Venezuela is a significant importer of agricultural products, totaling USD5.9 billion in 2009 according to Bolivarian Republic of Venezuela (BRV) data. U.S. agricultural and food exports over the last five complete calendar years (2005-2009) have averaged USD 792 million per year. Total agricultural imports from the U.S. in 2009 reached USD 968 million. Additionally, demand for consumer-oriented products from the United States has been growing rapidly; total exports of this category to Venezuela in 2005 were USD 69 million compared to USD 116 million in 2009.
Although El Salvador is the smallest country in Central America, it is the third largest economy with a nominal gross domestic product (GDP) of US$21.1 billion in 2010. The Government of El Salvador (GOES) is committed to an open-market economy and has recently led economic diversification initiatives in new sectors such as non-traditional agricultural products (tuna, bakery, snacks, beverages, and dairy products, among others), processed food, distribution, telecomm services, and tourism.
This guide serves as a resource for U.S. companies seeking to do business in Thailand, and provides practical tips and information on local business practices, consumer preferences and trends, food standards and regulations, import and inspection procedures. This guide also identifies opportunities and entry approaches for the three major market sectors (food retail, food service, and food processing). Finally, this guide identifies the best high-value product prospects and key contacts.
This report reflects how Panama has sustained improvement in public finances, underpinned by recent tax reforms, and the economy's resilience to the global financial crisis and associated recession. It also discusses the ongoing expansion of the Panama Canal, an ambitious public infrastructure investment plan and an expanding services sector that benefits from the country's emerging role as a regional hub for trade.
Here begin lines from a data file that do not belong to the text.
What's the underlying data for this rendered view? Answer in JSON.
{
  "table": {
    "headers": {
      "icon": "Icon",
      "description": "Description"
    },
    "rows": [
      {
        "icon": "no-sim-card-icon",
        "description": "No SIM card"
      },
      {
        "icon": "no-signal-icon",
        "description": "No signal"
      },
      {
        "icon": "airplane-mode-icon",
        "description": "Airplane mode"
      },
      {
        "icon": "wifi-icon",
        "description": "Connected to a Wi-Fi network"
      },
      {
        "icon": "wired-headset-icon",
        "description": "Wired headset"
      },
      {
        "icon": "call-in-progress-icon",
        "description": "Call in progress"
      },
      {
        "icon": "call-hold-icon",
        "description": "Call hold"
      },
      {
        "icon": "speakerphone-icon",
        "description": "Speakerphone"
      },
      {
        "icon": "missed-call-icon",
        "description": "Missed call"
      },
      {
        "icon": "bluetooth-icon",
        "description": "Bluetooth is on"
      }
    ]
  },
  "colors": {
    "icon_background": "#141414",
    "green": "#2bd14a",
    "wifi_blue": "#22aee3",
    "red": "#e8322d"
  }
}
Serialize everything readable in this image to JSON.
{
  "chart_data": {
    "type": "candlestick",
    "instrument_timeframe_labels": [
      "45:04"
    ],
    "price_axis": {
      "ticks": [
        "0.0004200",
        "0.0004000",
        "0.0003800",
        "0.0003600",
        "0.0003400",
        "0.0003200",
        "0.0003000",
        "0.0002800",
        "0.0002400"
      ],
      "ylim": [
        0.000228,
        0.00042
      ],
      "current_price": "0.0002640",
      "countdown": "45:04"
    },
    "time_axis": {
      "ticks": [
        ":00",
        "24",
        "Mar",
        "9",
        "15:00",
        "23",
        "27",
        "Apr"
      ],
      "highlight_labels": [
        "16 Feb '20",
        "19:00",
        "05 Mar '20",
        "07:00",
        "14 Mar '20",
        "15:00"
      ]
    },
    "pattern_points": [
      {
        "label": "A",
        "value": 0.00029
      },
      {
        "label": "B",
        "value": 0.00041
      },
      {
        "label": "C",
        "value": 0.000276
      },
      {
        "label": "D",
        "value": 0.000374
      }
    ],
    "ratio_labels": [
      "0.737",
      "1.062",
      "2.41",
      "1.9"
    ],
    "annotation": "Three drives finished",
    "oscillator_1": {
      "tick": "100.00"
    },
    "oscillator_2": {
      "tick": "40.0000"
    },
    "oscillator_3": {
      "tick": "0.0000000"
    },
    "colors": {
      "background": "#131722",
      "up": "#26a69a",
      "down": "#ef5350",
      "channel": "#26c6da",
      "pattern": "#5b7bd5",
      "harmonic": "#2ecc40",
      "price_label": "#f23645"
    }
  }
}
Malaysia continues to be a net importer of food products with annual imports of more than $5 billion, including consumer-oriented and fishery product imports of $3.5 billion. With per capita income of over $6,000 and a middle and upper class making up 61 percent of the population, Malaysia shows good potential for growth as a market for consumer high value products. Best product prospects include fresh fruits and vegetables, pet foods, dried fruits, nuts, frozen potatoes and processed juices.
Peru continues to be the best performing economy in Latin America, achieving sustained high growth and low inflation. Peru’s economy has been transformed by market-oriented reforms and privatizations and has met many of the conditions for long-term growth. In 2009, Peru’s Economy continued to grow even during the two years period of global financial crisis.
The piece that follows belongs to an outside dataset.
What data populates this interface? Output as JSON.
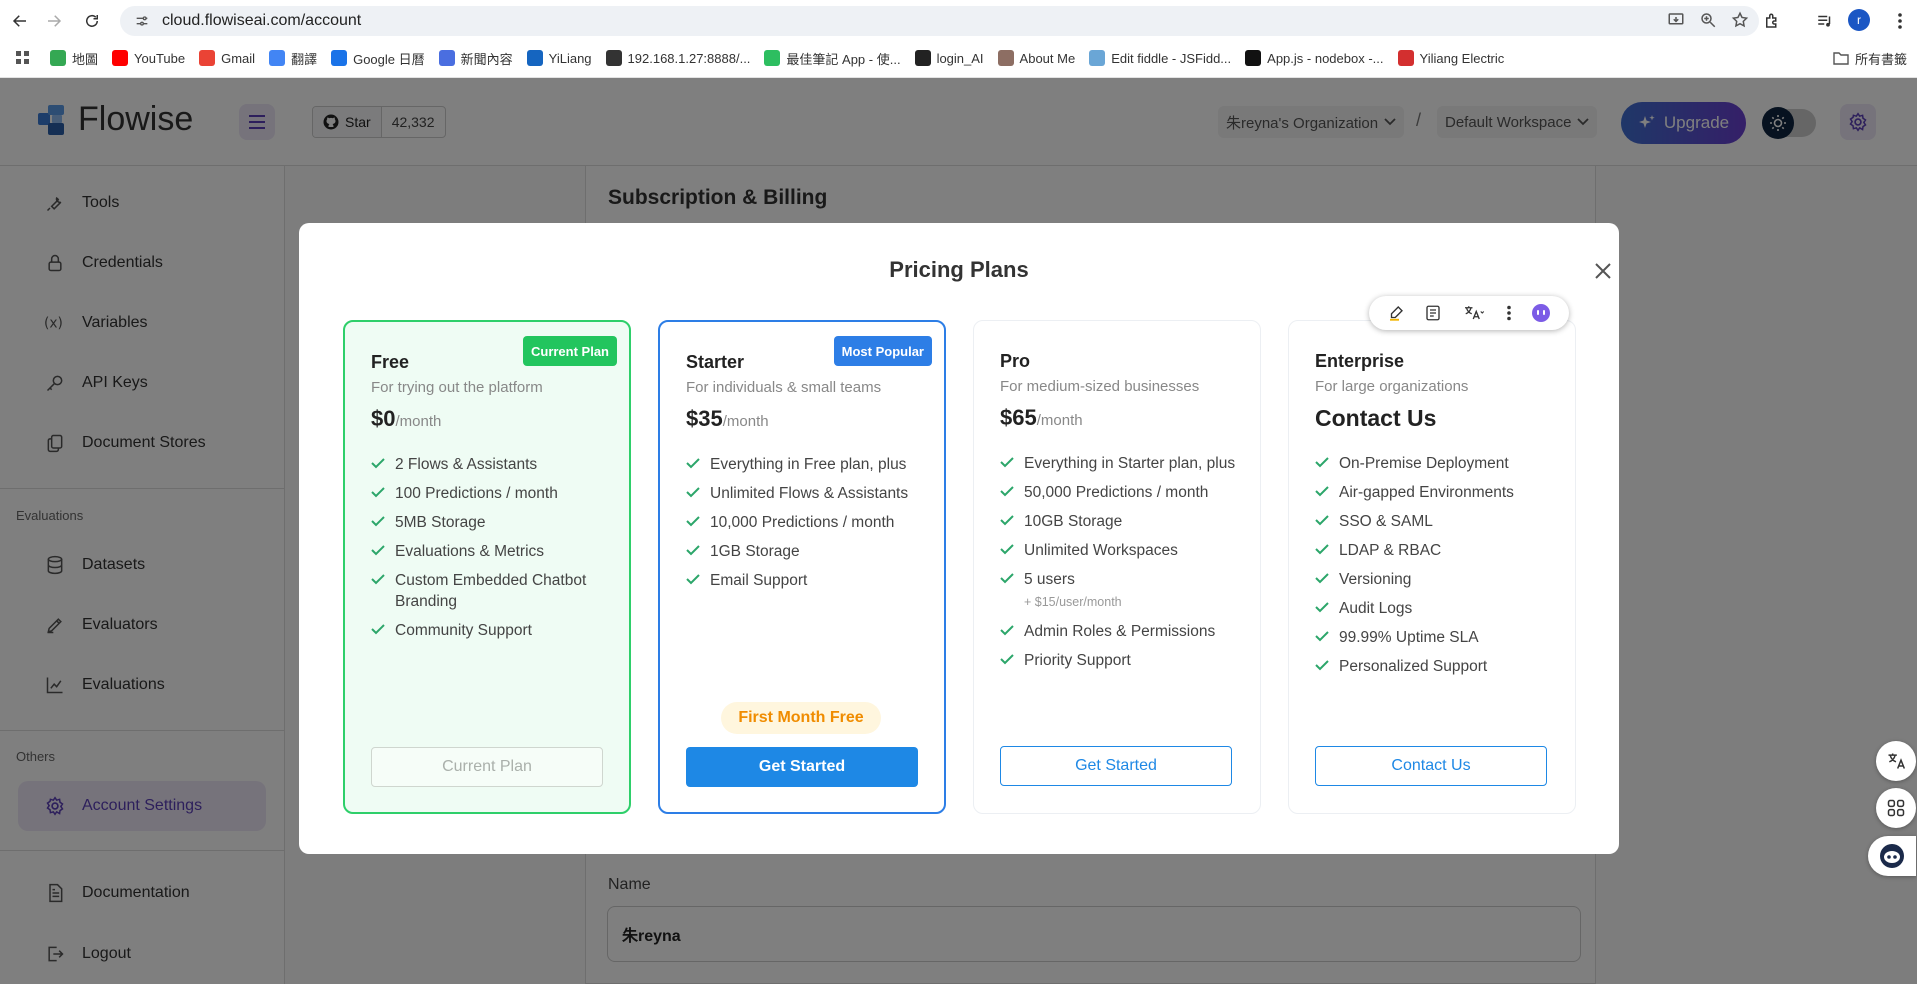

Imports of consumer oriented food and beverages (F&B) in 2011 are expected to continue to increase to approximately $1 billion because of strong domestic demand. Government policies which encourage expenditure and consumption, plus high inflation and a relatively stable exchange rate are expected to result in larger imports. However, the government is expected to monitor closely imports as a means of trying to maintain a surplus trade balance and provide some protection to local processors.
Bosnia and Herzegovina (BiH) imports about two thirds of its overall food needs. The market for processed foods focuses on value rather than quality as consumers seek to obtain the most for their money. Food import tariffs are low compared to the tariffs in other countries in the region. Challenges to exporters include a complicated dual system of government, low incomes, and poor infrastructure. This report contains marketing tips, information on importing foods, and important points of contact.
This Exporter Guide Report provides an update of all sections, including trade data and local business and government contacts. In January 2010, the newly established National Office for Food Safety (ONSSA) assumed its function as the main agency in charge of food import and export inspections in Morocco.